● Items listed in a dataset

• • • • • • •

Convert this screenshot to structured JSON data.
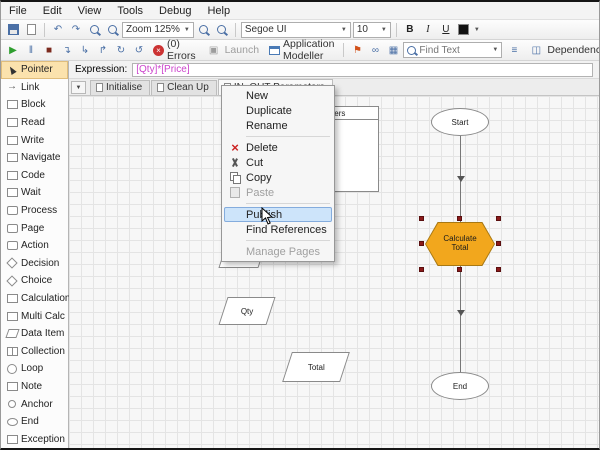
{
  "menu_bar": {
    "items": [
      {
        "name": "menu-file",
        "label": "File"
      },
      {
        "name": "menu-edit",
        "label": "Edit"
      },
      {
        "name": "menu-view",
        "label": "View"
      },
      {
        "name": "menu-tools",
        "label": "Tools"
      },
      {
        "name": "menu-debug",
        "label": "Debug"
      },
      {
        "name": "menu-help",
        "label": "Help"
      }
    ]
  },
  "toolbar_format": {
    "zoom_label": "Zoom 125%",
    "font_name": "Segoe UI",
    "font_size": "10",
    "bold": "B",
    "italic": "I",
    "underline": "U"
  },
  "toolbar_debug": {
    "errors_label": "(0) Errors",
    "launch_label": "Launch",
    "app_modeller_label": "Application Modeller",
    "find_text_placeholder": "Find Text",
    "dependencies_label": "Dependencies"
  },
  "expression": {
    "label": "Expression:",
    "value": "[Qty]*[Price]"
  },
  "sidebar": {
    "items": [
      {
        "name": "sidebar-item-pointer",
        "label": "Pointer",
        "icon": "pointer-icon",
        "state": "selected"
      },
      {
        "name": "sidebar-item-link",
        "label": "Link",
        "icon": "link-icon",
        "state": ""
      },
      {
        "name": "sidebar-item-block",
        "label": "Block",
        "icon": "block-icon",
        "state": ""
      },
      {
        "name": "sidebar-item-read",
        "label": "Read",
        "icon": "read-icon",
        "state": ""
      },
      {
        "name": "sidebar-item-write",
        "label": "Write",
        "icon": "write-icon",
        "state": ""
      },
      {
        "name": "sidebar-item-navigate",
        "label": "Navigate",
        "icon": "navigate-icon",
        "state": ""
      },
      {
        "name": "sidebar-item-code",
        "label": "Code",
        "icon": "code-icon",
        "state": ""
      },
      {
        "name": "sidebar-item-wait",
        "label": "Wait",
        "icon": "wait-icon",
        "state": ""
      },
      {
        "name": "sidebar-item-process",
        "label": "Process",
        "icon": "process-icon",
        "state": ""
      },
      {
        "name": "sidebar-item-page",
        "label": "Page",
        "icon": "page-icon",
        "state": ""
      },
      {
        "name": "sidebar-item-action",
        "label": "Action",
        "icon": "action-icon",
        "state": ""
      },
      {
        "name": "sidebar-item-decision",
        "label": "Decision",
        "icon": "decision-icon",
        "state": ""
      },
      {
        "name": "sidebar-item-choice",
        "label": "Choice",
        "icon": "choice-icon",
        "state": ""
      },
      {
        "name": "sidebar-item-calculation",
        "label": "Calculation",
        "icon": "calculation-icon",
        "state": ""
      },
      {
        "name": "sidebar-item-multi-calc",
        "label": "Multi Calc",
        "icon": "multicalc-icon",
        "state": ""
      },
      {
        "name": "sidebar-item-data-item",
        "label": "Data Item",
        "icon": "dataitem-icon",
        "state": ""
      },
      {
        "name": "sidebar-item-collection",
        "label": "Collection",
        "icon": "collection-icon",
        "state": ""
      },
      {
        "name": "sidebar-item-loop",
        "label": "Loop",
        "icon": "loop-icon",
        "state": ""
      },
      {
        "name": "sidebar-item-note",
        "label": "Note",
        "icon": "note-icon",
        "state": ""
      },
      {
        "name": "sidebar-item-anchor",
        "label": "Anchor",
        "icon": "anchor-icon",
        "state": ""
      },
      {
        "name": "sidebar-item-end",
        "label": "End",
        "icon": "end-icon",
        "state": ""
      },
      {
        "name": "sidebar-item-exception",
        "label": "Exception",
        "icon": "exception-icon",
        "state": ""
      }
    ]
  },
  "tabs": {
    "items": [
      {
        "name": "tab-initialise",
        "label": "Initialise",
        "state": ""
      },
      {
        "name": "tab-clean-up",
        "label": "Clean Up",
        "state": ""
      },
      {
        "name": "tab-in-out-parameters",
        "label": "IN_OUT Parameters",
        "state": "active"
      }
    ]
  },
  "context_menu": {
    "items": [
      {
        "name": "menu-item-new",
        "label": "New",
        "icon": "",
        "state": ""
      },
      {
        "name": "menu-item-duplicate",
        "label": "Duplicate",
        "icon": "",
        "state": ""
      },
      {
        "name": "menu-item-rename",
        "label": "Rename",
        "icon": "",
        "state": ""
      },
      {
        "name": "menu-separator",
        "label": "",
        "icon": "",
        "state": "separator"
      },
      {
        "name": "menu-item-delete",
        "label": "Delete",
        "icon": "delete-icon",
        "state": ""
      },
      {
        "name": "menu-item-cut",
        "label": "Cut",
        "icon": "cut-icon",
        "state": ""
      },
      {
        "name": "menu-item-copy",
        "label": "Copy",
        "icon": "copy-icon",
        "state": ""
      },
      {
        "name": "menu-item-paste",
        "label": "Paste",
        "icon": "paste-icon",
        "state": "disabled"
      },
      {
        "name": "menu-separator",
        "label": "",
        "icon": "",
        "state": "separator"
      },
      {
        "name": "menu-item-publish",
        "label": "Publish",
        "icon": "",
        "state": "highlighted"
      },
      {
        "name": "menu-item-find-references",
        "label": "Find References",
        "icon": "",
        "state": ""
      },
      {
        "name": "menu-separator",
        "label": "",
        "icon": "",
        "state": "separator"
      },
      {
        "name": "menu-item-manage-pages",
        "label": "Manage Pages",
        "icon": "",
        "state": "disabled"
      }
    ]
  },
  "canvas": {
    "table_title": "IN_OUT Parameters",
    "start_label": "Start",
    "calc_label": "Calculate Total",
    "end_label": "End",
    "qty_label": "Qty",
    "total_label": "Total"
  },
  "colors": {
    "stage_fill": "#F2A71D",
    "stage_border": "#A87813",
    "selection_handle": "#8B1A1A",
    "menu_highlight": "#CDE4FA",
    "expression_text": "#CC44CC",
    "flag": "#D2521B",
    "play": "#2E9E2E"
  }
}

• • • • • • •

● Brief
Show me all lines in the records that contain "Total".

● Response
    "calc_label": "Calculate Total",
    "total_label": "Total"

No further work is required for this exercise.